Mark Zuckerberg’s Twitter, Pinterest, Instagram accounts hacked1 min read . Updated: 06 Jun 2016, 06:15 PM IST
Hacker group OurMine Team claims Zuckerberg's password was leaked through a massive data breach on LinkedIn in 2012
New York: Facebook chief executive officer (CEO) and founder Mark Zuckerberg’s Twitter and Pinterest accounts were hacked by a hacker group who claimed to have obtained passwords from his 2012 LinkedIn account, according to media reports.
The hacker group called ‘OurMine Team’, who have more than 40,000 Twitter followers wrote from Zuckerberg’s Twitter page.
“Hey @finkd, you were in Linkedin Database with the password ‘dadada’ !, the team wrote from Zuckerberg’s Twitter page.
On his Pinterest, the new title was “Hacked by OurMine Team."
The group claimed that the password was leaked through a massive data breach on LinkedIn in 2012 with more than 164 million users’ data stolen, The New York Daily news reported.
Zuckerberg has not tweeted since 2012. In a deleted tweet, OurMine claimed it also breached Zuckerberg’s Instagram—which Facebook owns—claiming it was “just testing your security".
The hacker group’s Twitter account has since been suspended, and Zuckerberg’s Pinterest page has been restored.

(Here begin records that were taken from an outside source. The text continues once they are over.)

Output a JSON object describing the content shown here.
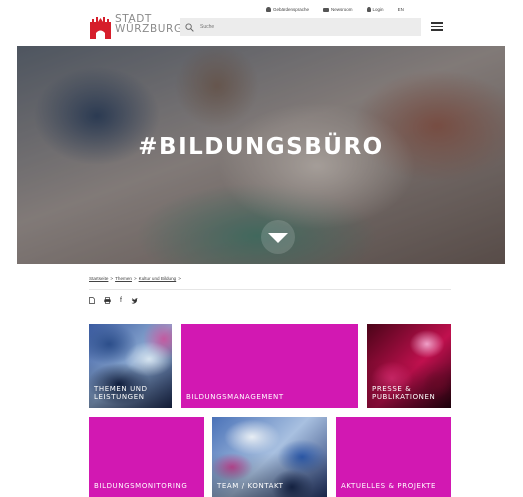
{
  "header": {
    "util_links": [
      {
        "label": "Gebärdensprache",
        "icon": "sign-language-icon"
      },
      {
        "label": "Newsroom",
        "icon": "newsroom-icon"
      },
      {
        "label": "Login",
        "icon": "user-icon"
      },
      {
        "label": "EN",
        "icon": ""
      }
    ],
    "logo": {
      "line1": "STADT",
      "line2": "WÜRZBURG",
      "color": "#d61e2b"
    },
    "search": {
      "placeholder": "Suche"
    },
    "menu_icon": "hamburger-menu-icon"
  },
  "hero": {
    "title": "#BILDUNGSBÜRO",
    "arrow_icon": "chevron-down-icon"
  },
  "breadcrumb": [
    {
      "label": "Startseite"
    },
    {
      "label": "Themen"
    },
    {
      "label": "Kultur und Bildung"
    }
  ],
  "share_icons": [
    "pdf-icon",
    "print-icon",
    "facebook-icon",
    "twitter-icon"
  ],
  "tiles": [
    {
      "label": "THEMEN UND LEISTUNGEN",
      "line1": "THEMEN UND",
      "line2": "LEISTUNGEN",
      "style": "image-blue"
    },
    {
      "label": "BILDUNGSMANAGEMENT",
      "style": "magenta"
    },
    {
      "label": "PRESSE & PUBLIKATIONEN",
      "line1": "PRESSE &",
      "line2": "PUBLIKATIONEN",
      "style": "image-red"
    },
    {
      "label": "BILDUNGSMONITORING",
      "style": "magenta"
    },
    {
      "label": "TEAM / KONTAKT",
      "style": "image-blue"
    },
    {
      "label": "AKTUELLES & PROJEKTE",
      "style": "magenta"
    }
  ],
  "colors": {
    "accent": "#d218b2",
    "logo_red": "#d61e2b"
  }
}
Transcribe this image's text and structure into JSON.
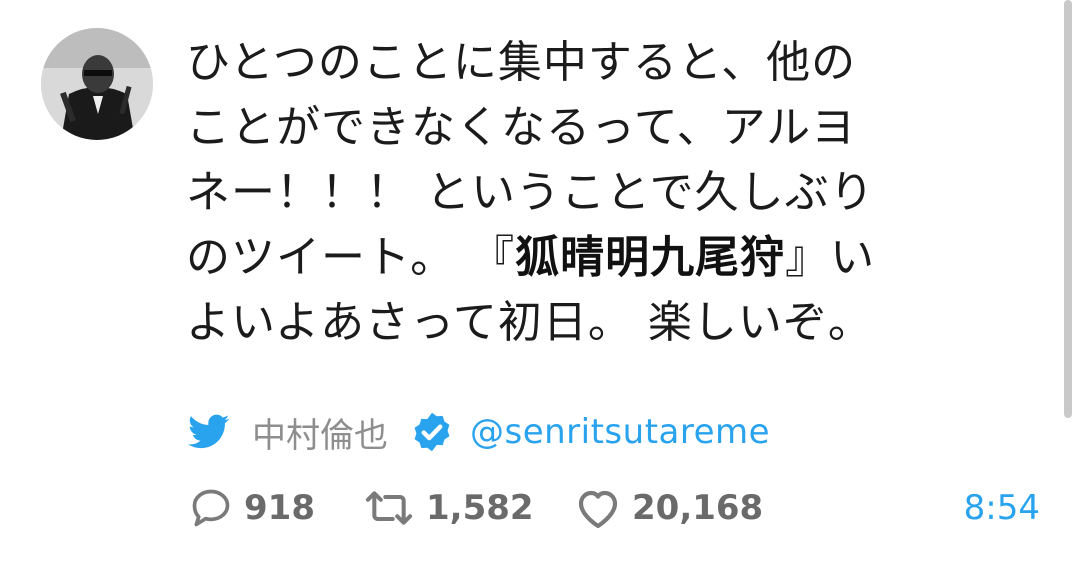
{
  "tweet": {
    "text_lines": [
      "ひとつのことに集中すると、他の",
      "ことができなくなるって、アルヨ",
      "ネー！！！ ということで久しぶり"
    ],
    "line4_prefix": "のツイート。 『",
    "line4_bold": "狐晴明九尾狩",
    "line4_suffix": "』い",
    "line5": "よいよあさって初日。 楽しいぞ。"
  },
  "author": {
    "name": "中村倫也",
    "handle": "@senritsutareme",
    "verified": true
  },
  "stats": {
    "replies": "918",
    "retweets": "1,582",
    "likes": "20,168"
  },
  "time": "8:54",
  "icons": {
    "source": "twitter-bird-icon",
    "verified": "verified-badge-icon",
    "reply": "reply-icon",
    "retweet": "retweet-icon",
    "like": "heart-icon"
  },
  "colors": {
    "accent": "#2aa3ef",
    "text": "#1b1b1b",
    "muted": "#8e8e8e",
    "counts": "#6a6a6a"
  }
}
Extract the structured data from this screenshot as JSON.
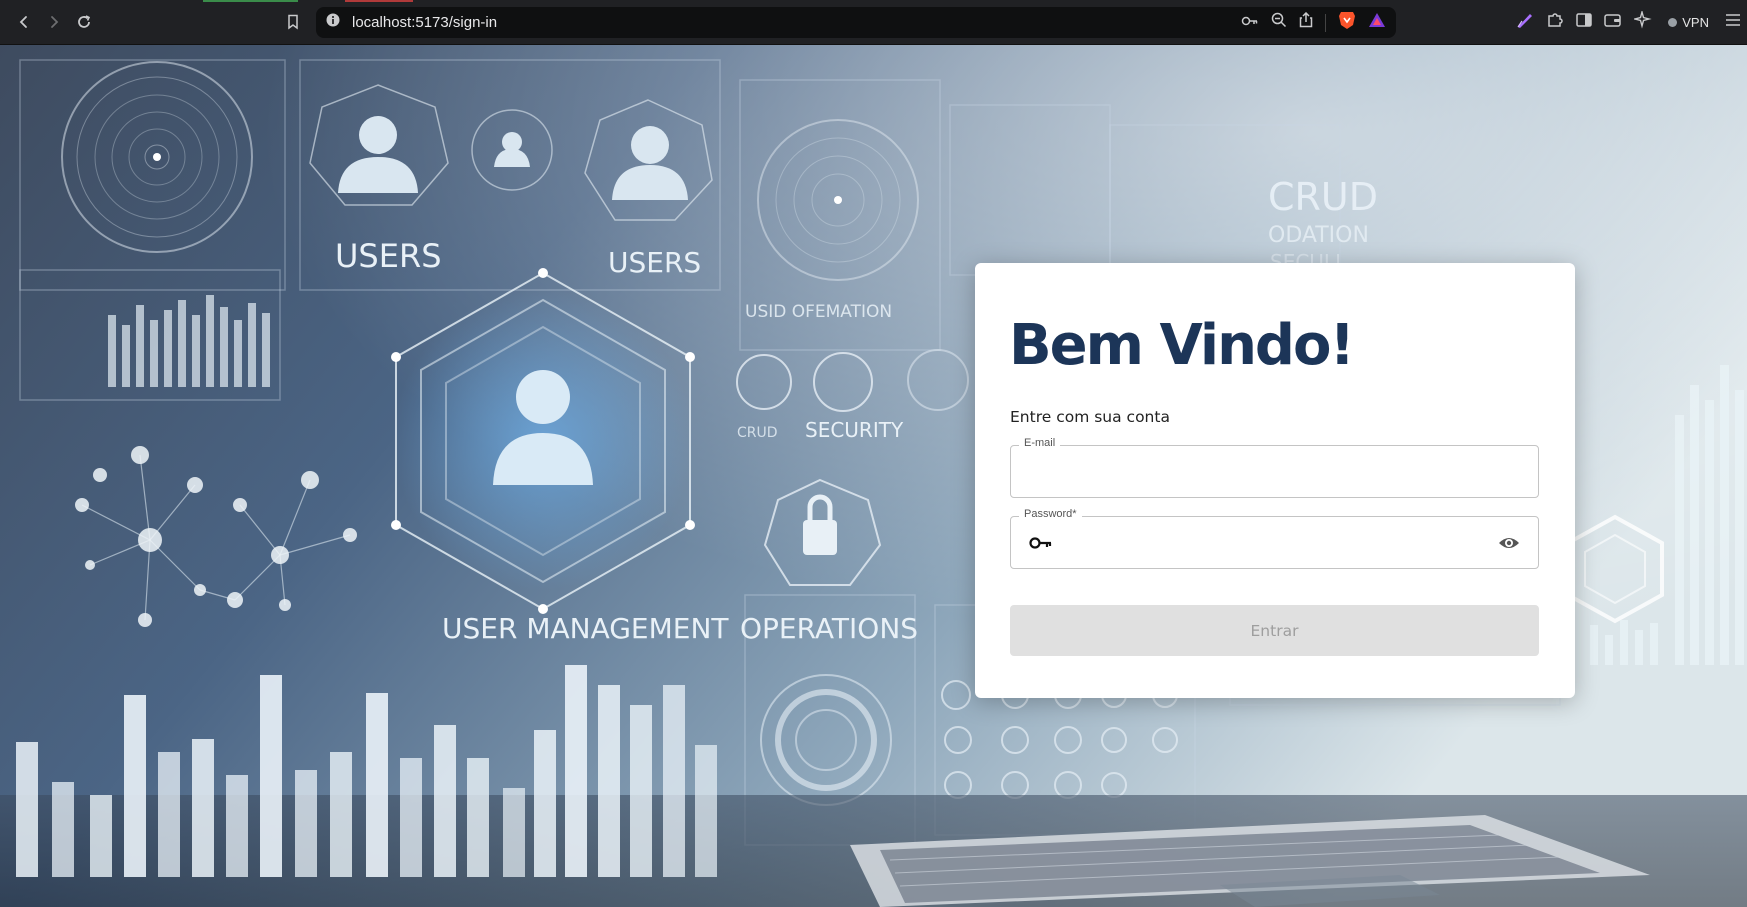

While the group claimed to have hacked Zuckerberg’s Instagram account @zuck, there are no signs that the page was breached, the report said.
Hackers claimed the “dadada" password leaked through a massive data breach on LinkedIn in May, with more than 164 million users’ data stolen.
Last month, it was reported that 117 million LinkedIn username and password combinations stolen four years ago were being sold on the dark web for 5 bitcoins—worth about $2,300 (£1,595).
The hacker group claimed to have breached into several high-profile accounts, including that of Bill Gates, on its now-suspended Twitter.
Zuckerberg is the latest in a rash of recent celebrity hacks. The week before, Katy Perry’s Twitter was taken over, with the hacker sending a message to the “Roar" singer’s rival Taylor Swift and releasing a never-before-heard song.